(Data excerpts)

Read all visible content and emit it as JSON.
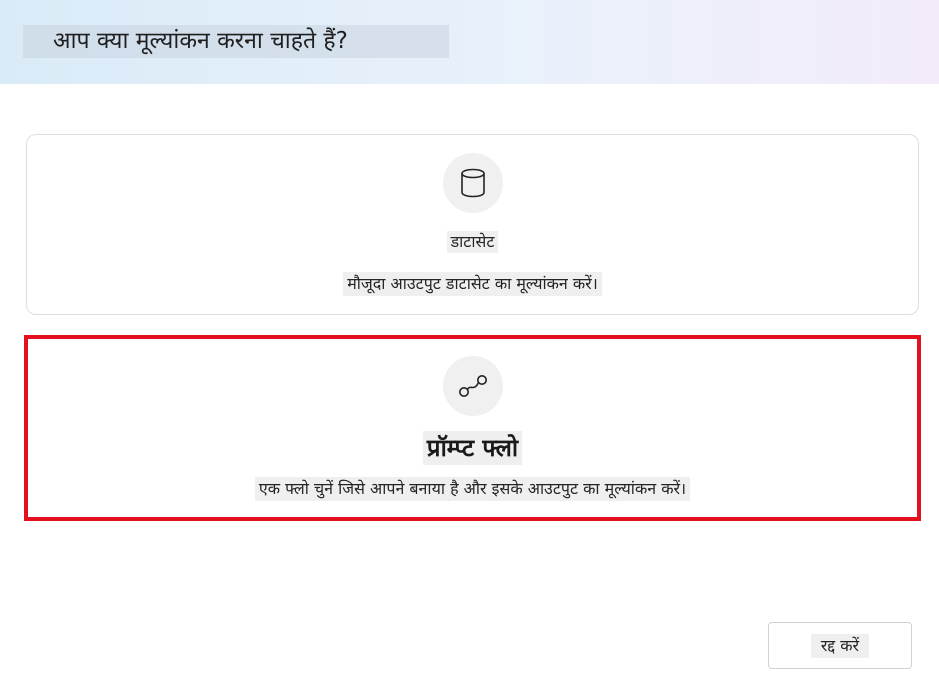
{
  "header": {
    "title": "आप क्या मूल्यांकन करना चाहते हैं?"
  },
  "options": [
    {
      "icon": "database-icon",
      "title": "डाटासेट",
      "description": "मौजूदा आउटपुट डाटासेट का मूल्यांकन करें।"
    },
    {
      "icon": "flow-icon",
      "title": "प्रॉम्प्ट फ्लो",
      "description": "एक फ्लो चुनें जिसे आपने बनाया है और इसके आउटपुट का मूल्यांकन करें।",
      "highlighted": true,
      "highlight_color": "#e3111e"
    }
  ],
  "footer": {
    "cancel_label": "रद्द करें"
  }
}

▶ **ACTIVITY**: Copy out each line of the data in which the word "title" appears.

▶ **OUTPUT FOR THIS EXERCISE**:
    "title": "आप क्या मूल्यांकन करना चाहते हैं?"
      "title": "डाटासेट",
      "title": "प्रॉम्प्ट फ्लो",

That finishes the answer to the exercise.